Harold had walked into my room after having briefly gone through my chart and reached the same conclusion that my neurology team had 4 days prior. “I agree that you have MS,” he said, but what followed was different from anything I had heard thus far. “The tingling that you are experiencing will probably go away in the next 2-3 weeks, as the myelin repairs itself. If this is relapsing-remitting [RR] MS, this sucks, but you will have a normal life, you will have kids, etc.”
It took me a few days to accept that it truly would take a few weeks to feel better. As I read more about MS after my diagnosis, I realized that it could take longer for my myelin to regenerate (if at all) and for me to feel normal again. But, I was finally able to stop feeling guilty about taking the time to allow myself to heal.

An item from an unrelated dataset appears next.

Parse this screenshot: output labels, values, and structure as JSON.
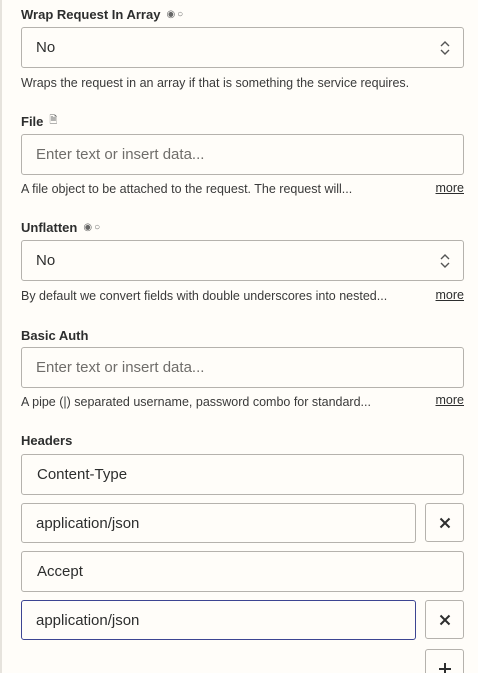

My visit with Harold was maybe a total of 10 minutes long, but what he chose to say about having MS was more detailed and immediately applicable than anything my other doctors had said and put many things into a healthy perspective. I had just spent the past day crying on my husband’s shoulders, imagining all the things in my life that I believed were going to be so drastically different. Now that I had MS, I was ready to move into a single-story ranch for our first home, in case I wouldn’t be able to climb up stairs or if I were to become confined to a wheelchair. I was asking myself, how would I keep up with the children that we always dreamed of having?
Happily, a year and a half later, the tingling sensation is mainly gone and only returns at a low level if I’m overly tired or overheated. The reality is that MS is an unpredictable disease, and time to recovery is different for everyone. But being told that it could take weeks to feel normal and that with the therapies available today people with RRMS live fairly normal lives for many years and decades was infinitely more helpful than not being told anything at all about what to expect.
So my take-home message for clinicians would be to strike a balance between hope and data. Explain to patients that not all people with MS will recover completely, but set the right expectations for the amount of time to recovery for those that do.